At 11 a.m. the dank atmosphere of seaweed and cigarette smoke and hair grease began to be penetrated by a salt-savory aroma. The high-calorie stew, chanko-nabe, that is forced on all sumotori was cooking. The oyakata and sekitori wrestlers took their body servants off to the bath, then went to an airy dining room where they sat around hibachis on a green carpet. The junior grades, sand caked on their backs, scabs forming on elbows and brows, served from a communal pot. The chanko-nabe is a mixture of proteins. "The boss eats first," said an observer. "Then sekitori. They get the beef and pork. The low people get the fish. The lowest have to take the vegetables and tofu [bean-curd cakes]."
Wajima poked through his bowl and tossed disagreeable morsels out the window onto the beach. Pork charring on a hibachi sent up clouds of blue smoke. Bottles of milk and beer were brought. The young wrestlers dished up rice from a steaming aluminum washtub.
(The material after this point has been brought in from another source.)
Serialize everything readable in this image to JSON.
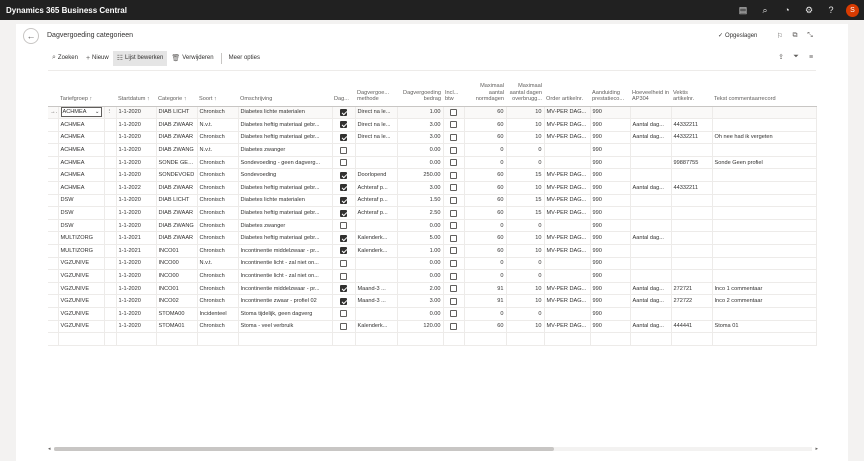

Wajima burned himself on a strip of pork that had come sizzling from the fire and threw it on the rug. A little pink octopus arm lay curled in a dusty corner.
The visitor slipped out through the kitchen and turned toward the sea. A fat boy stood in the cold, lapping water, scouring a kettle.
The day before the basho opened, the lower ranks of Takasago stable were working out in a jerry-built shed of canvas and corrugated tin on the grounds of Jodoji Temple, a Buddhist shrine. To sibilant words of respect from his inferiors, Takasago's best wrestler, Daigoro Takamiyama, entered. Originally Jesse Kuhaulua of the Hawaiian island of Maui, he is the only foreigner ever to win the Emperor's Cup, which he took at the Nagoya Basho in July of 1972. At 6'3" and 375 pounds, Jesse is the largest of active wrestlers.